KALKASKA — Kalkaska Memorial Health Center is pursuing a $4.5 million project for long-term seniors’ care on hospital grounds in what’s considered a pioneering approach to nursing home care in northern Michigan.
Jim Austin, administrator at Kalkaska Memorial, said the hospital is partnering with the national non-profit, The Green House Project, to build two “Green House” homes at the hospital on South Coral Street.
The goal is to implement a new model for nursing home care in northern Michigan by giving residents a unique, small-scale environment in 10-bed homes. The smaller environment, Austin said, facilitates personal growth for both residents and the staff who care for them.
“The belief is that there are several people that need nursing home care who do much better in a very small environment,” Austin said. “A place where there are just 10 beds and where they can age in place without being moved around to different units. They can have their own regular staff with them day in and day out so they can live more like an extended family instead of what feels like an institutional environment.”
Another key component to the Green House Project, Austin said, is the mandate that it be open to residents who cannot afford a private pay facility.
“A lot of these (nursing) homes that have been built around the United States, they are exclusive for private pay or limit the number of people on Medicaid to maybe 25 percent of the number of beds in the home,” Austin said. “We at Kalkaska Memorial will make it available to all payer types.
“We have the approval from the state to build the homes, we have the cash in the bank to build the homes, and we expect to break ground in the spring of next year,” Austin said.

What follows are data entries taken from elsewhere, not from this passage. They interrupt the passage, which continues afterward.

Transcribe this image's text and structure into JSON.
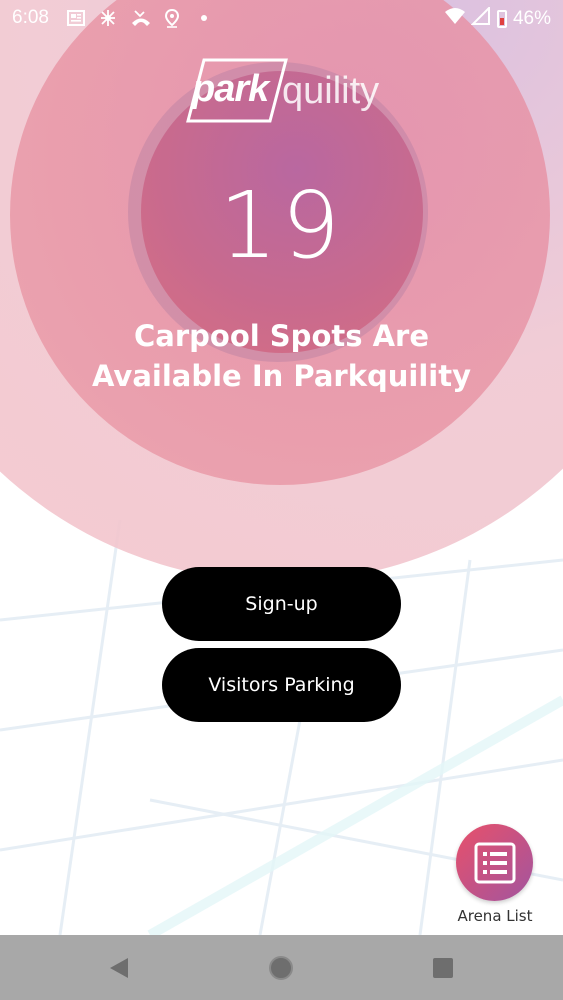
{
  "status_bar": {
    "time": "6:08",
    "battery": "46%",
    "icons": [
      "news-icon",
      "bug-icon",
      "missed-call-icon",
      "location-icon",
      "dot-icon",
      "wifi-icon",
      "signal-icon",
      "battery-icon"
    ]
  },
  "logo": {
    "bold": "park",
    "light": "quility"
  },
  "hero": {
    "count": "19",
    "line1": "Carpool Spots Are",
    "line2": "Available In Parkquility"
  },
  "buttons": {
    "signup_label": "Sign-up",
    "visitors_label": "Visitors Parking"
  },
  "fab": {
    "label": "Arena List"
  },
  "colors": {
    "accent_start": "#e8506a",
    "accent_end": "#a2559f",
    "button_bg": "#000000",
    "nav_bar": "#a8a8a8"
  }
}
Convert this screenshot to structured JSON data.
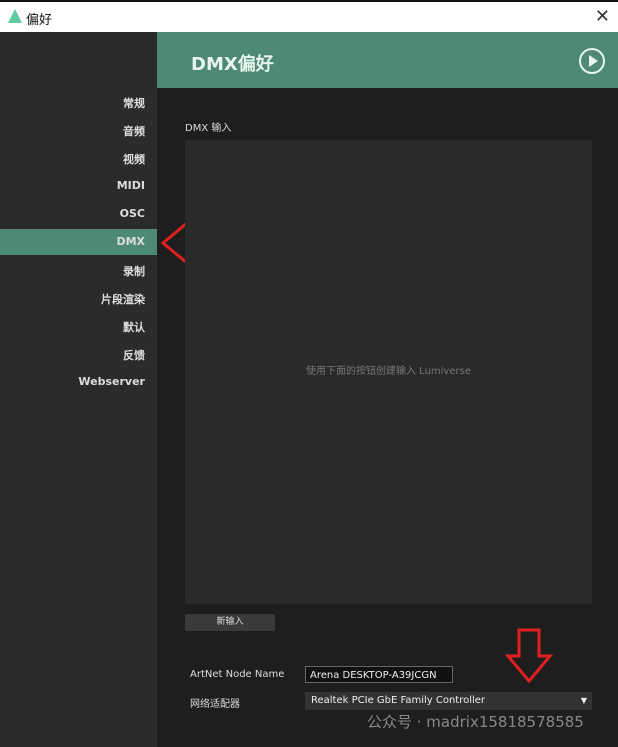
{
  "window": {
    "title": "偏好",
    "close": "✕"
  },
  "sidebar": {
    "items": [
      {
        "label": "常规"
      },
      {
        "label": "音频"
      },
      {
        "label": "视频"
      },
      {
        "label": "MIDI"
      },
      {
        "label": "OSC"
      },
      {
        "label": "DMX",
        "active": true
      },
      {
        "label": "录制"
      },
      {
        "label": "片段渲染"
      },
      {
        "label": "默认"
      },
      {
        "label": "反馈"
      },
      {
        "label": "Webserver"
      }
    ]
  },
  "header": {
    "title": "DMX偏好"
  },
  "dmx_input": {
    "label": "DMX 输入",
    "empty_hint": "使用下面的按钮创建输入 Lumiverse",
    "new_button": "新输入"
  },
  "artnet": {
    "label": "ArtNet Node Name",
    "value": "Arena DESKTOP-A39JCGN"
  },
  "adapter": {
    "label": "网络适配器",
    "value": "Realtek PCIe GbE Family Controller"
  },
  "watermark": "公众号 · madrix15818578585",
  "colors": {
    "accent": "#4e8a73",
    "annotation_arrow": "#e02020"
  }
}
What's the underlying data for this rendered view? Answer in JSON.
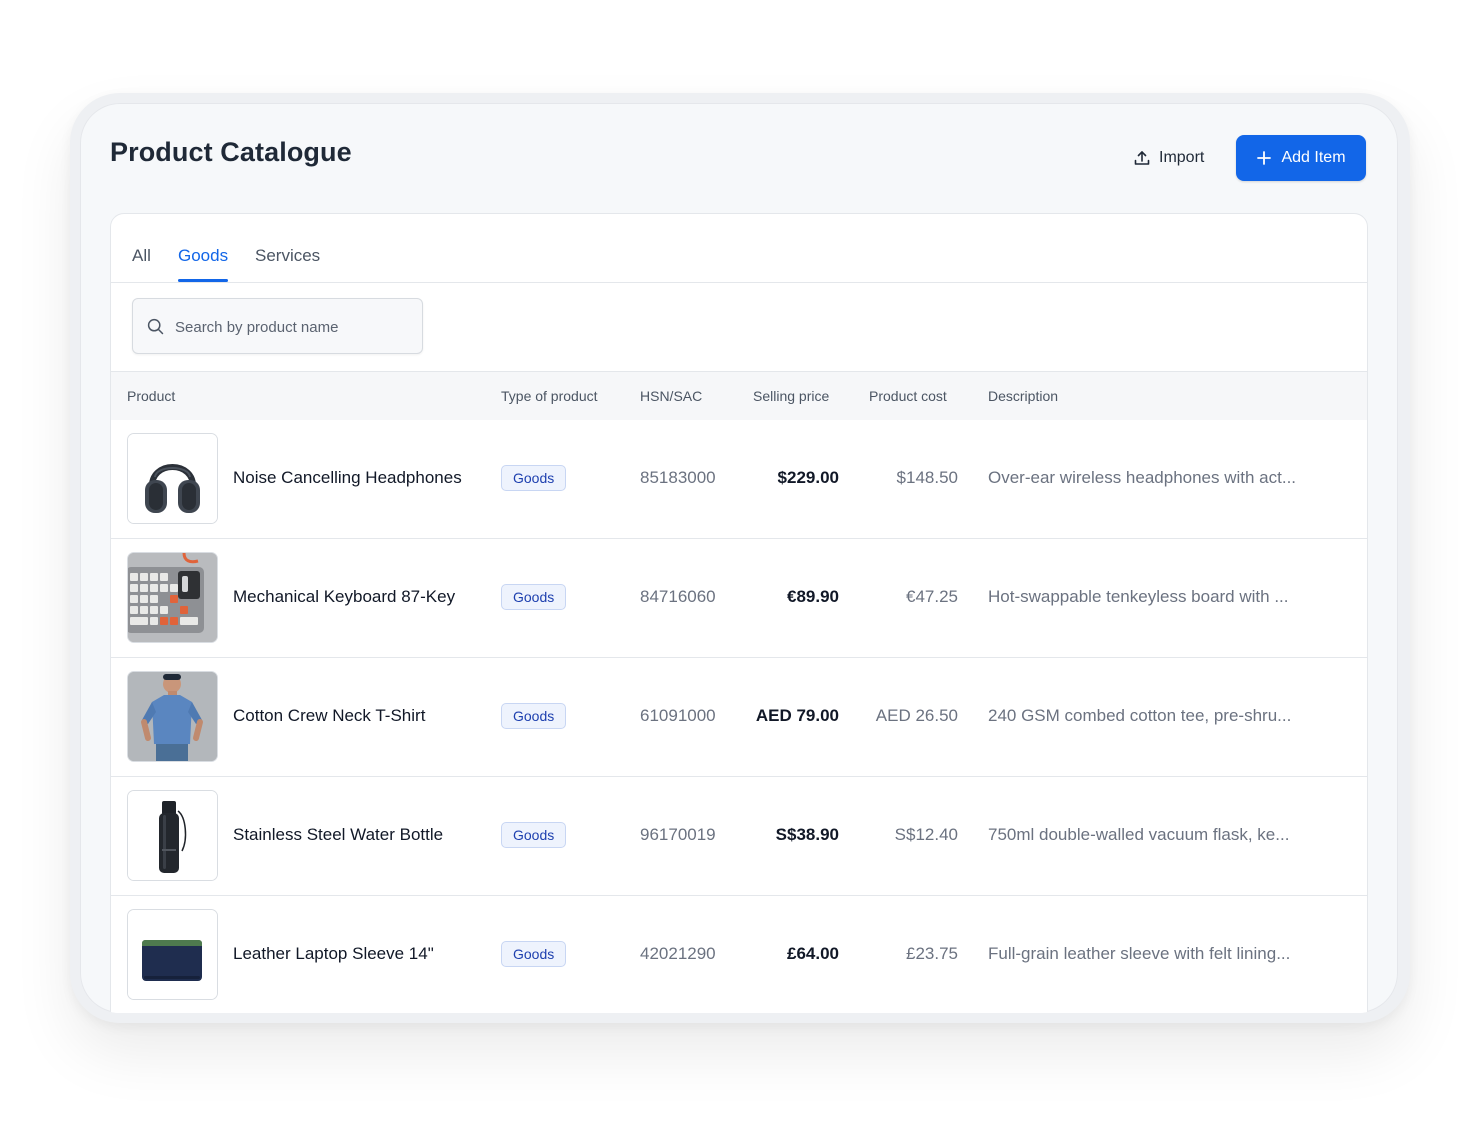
{
  "header": {
    "title": "Product Catalogue",
    "import_label": "Import",
    "add_label": "Add Item",
    "accent_color": "#1266e8"
  },
  "tabs": [
    {
      "label": "All",
      "active": false
    },
    {
      "label": "Goods",
      "active": true
    },
    {
      "label": "Services",
      "active": false
    }
  ],
  "search": {
    "placeholder": "Search by product name",
    "value": ""
  },
  "table": {
    "columns": [
      "Product",
      "Type of product",
      "HSN/SAC",
      "Selling price",
      "Product cost",
      "Description"
    ],
    "rows": [
      {
        "name": "Noise Cancelling Headphones",
        "type": "Goods",
        "hsn": "85183000",
        "selling_price": "$229.00",
        "product_cost": "$148.50",
        "description": "Over-ear wireless headphones with act...",
        "image_icon": "headphones-image"
      },
      {
        "name": "Mechanical Keyboard 87-Key",
        "type": "Goods",
        "hsn": "84716060",
        "selling_price": "€89.90",
        "product_cost": "€47.25",
        "description": "Hot-swappable tenkeyless board with ...",
        "image_icon": "keyboard-image"
      },
      {
        "name": "Cotton Crew Neck T-Shirt",
        "type": "Goods",
        "hsn": "61091000",
        "selling_price": "AED 79.00",
        "product_cost": "AED 26.50",
        "description": "240 GSM combed cotton tee, pre-shru...",
        "image_icon": "tshirt-image"
      },
      {
        "name": "Stainless Steel Water Bottle",
        "type": "Goods",
        "hsn": "96170019",
        "selling_price": "S$38.90",
        "product_cost": "S$12.40",
        "description": "750ml double-walled vacuum flask, ke...",
        "image_icon": "bottle-image"
      },
      {
        "name": "Leather Laptop Sleeve 14\"",
        "type": "Goods",
        "hsn": "42021290",
        "selling_price": "£64.00",
        "product_cost": "£23.75",
        "description": "Full-grain leather sleeve with felt lining...",
        "image_icon": "laptop-sleeve-image"
      }
    ]
  }
}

The plan is yet another example of the growing demand for businesses and services that cater to the region’s aging population. The national company Cordia Senior Living recently embarked on the creation of Cordia at Grand Traverse Commons: A Senior Residential Club at Building 50 at the Village of Grand Traverse Commons. The $30.7 million project will offer 109-apartment residences to seniors.

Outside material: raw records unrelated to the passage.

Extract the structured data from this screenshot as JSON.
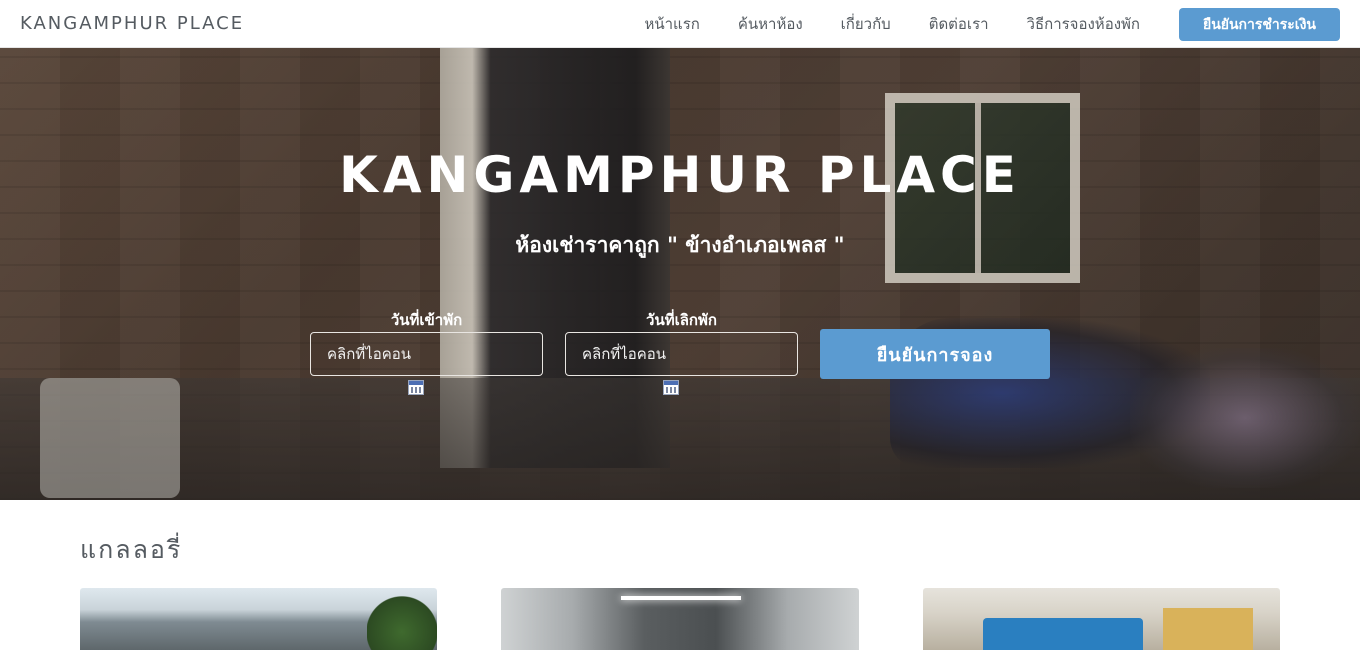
{
  "navbar": {
    "brand": "KANGAMPHUR PLACE",
    "links": [
      "หน้าแรก",
      "ค้นหาห้อง",
      "เกี่ยวกับ",
      "ติดต่อเรา",
      "วิธีการจองห้องพัก"
    ],
    "cta_label": "ยืนยันการชำระเงิน"
  },
  "hero": {
    "title": "KANGAMPHUR PLACE",
    "subtitle": "ห้องเช่าราคาถูก \" ข้างอำเภอเพลส \"",
    "checkin": {
      "label": "วันที่เข้าพัก",
      "placeholder": "คลิกที่ไอคอน",
      "icon": "calendar-icon"
    },
    "checkout": {
      "label": "วันที่เลิกพัก",
      "placeholder": "คลิกที่ไอคอน",
      "icon": "calendar-icon"
    },
    "confirm_label": "ยืนยันการจอง"
  },
  "gallery": {
    "title": "แกลลอรี่"
  },
  "colors": {
    "accent": "#5b9bd1",
    "nav_text": "#555b61"
  }
}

The Green House project is welcome news in Kalkaska. Village Manager Penny Hill praised the endeavor and said Kalkaska Memorial is investing in the long-term future of the community, which will translate into more jobs for locals.

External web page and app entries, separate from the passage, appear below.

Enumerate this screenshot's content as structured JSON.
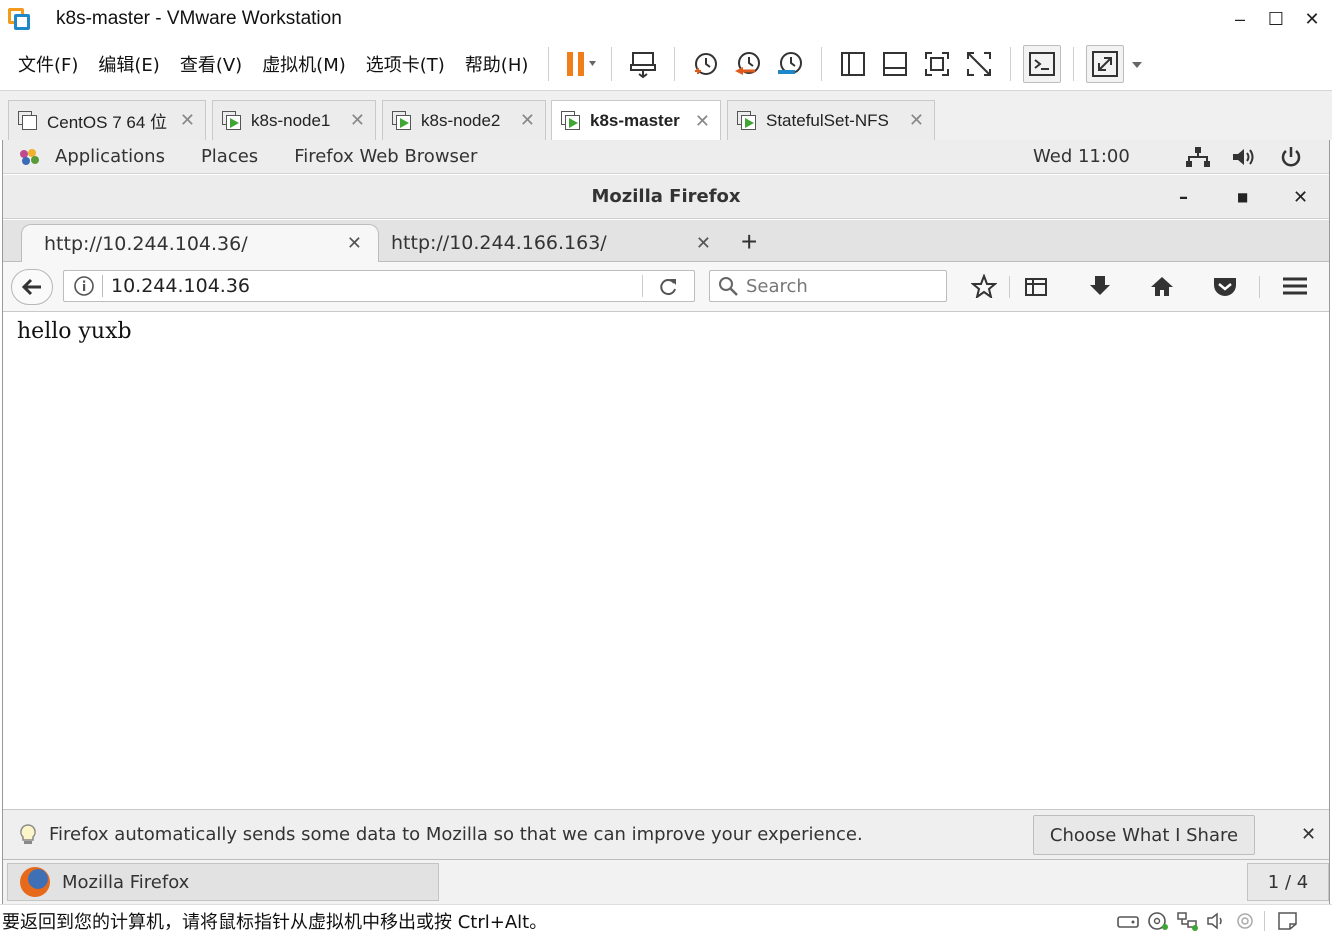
{
  "window": {
    "title": "k8s-master - VMware Workstation",
    "minimize": "–",
    "maximize": "☐",
    "close": "✕"
  },
  "menu": [
    "文件(F)",
    "编辑(E)",
    "查看(V)",
    "虚拟机(M)",
    "选项卡(T)",
    "帮助(H)"
  ],
  "vm_tabs": [
    {
      "label": "CentOS 7 64 位",
      "active": false
    },
    {
      "label": "k8s-node1",
      "active": false
    },
    {
      "label": "k8s-node2",
      "active": false
    },
    {
      "label": "k8s-master",
      "active": true
    },
    {
      "label": "StatefulSet-NFS",
      "active": false
    }
  ],
  "gnome": {
    "applications": "Applications",
    "places": "Places",
    "active_app": "Firefox Web Browser",
    "clock": "Wed 11:00"
  },
  "firefox": {
    "window_title": "Mozilla Firefox",
    "tabs": [
      {
        "label": "http://10.244.104.36/",
        "selected": true
      },
      {
        "label": "http://10.244.166.163/",
        "selected": false
      }
    ],
    "url": "10.244.104.36",
    "search_placeholder": "Search",
    "page_text": "hello yuxb",
    "notification": "Firefox automatically sends some data to Mozilla so that we can improve your experience.",
    "notification_button": "Choose What I Share"
  },
  "taskbar": {
    "item": "Mozilla Firefox",
    "workspace": "1 / 4"
  },
  "status": {
    "message": "要返回到您的计算机，请将鼠标指针从虚拟机中移出或按 Ctrl+Alt。"
  },
  "colors": {
    "pause_orange": "#f07f1b",
    "vm_play_green": "#3fa535",
    "logo_orange": "#f19a1b",
    "logo_blue": "#1e88c9"
  }
}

“When you think of green houses, you think of the optimal place for growing plants,” said Susan Frazier, chief operating officer for the Arlington, Va.,-based Green House Project. “This is the optimal place and environment for growing people.”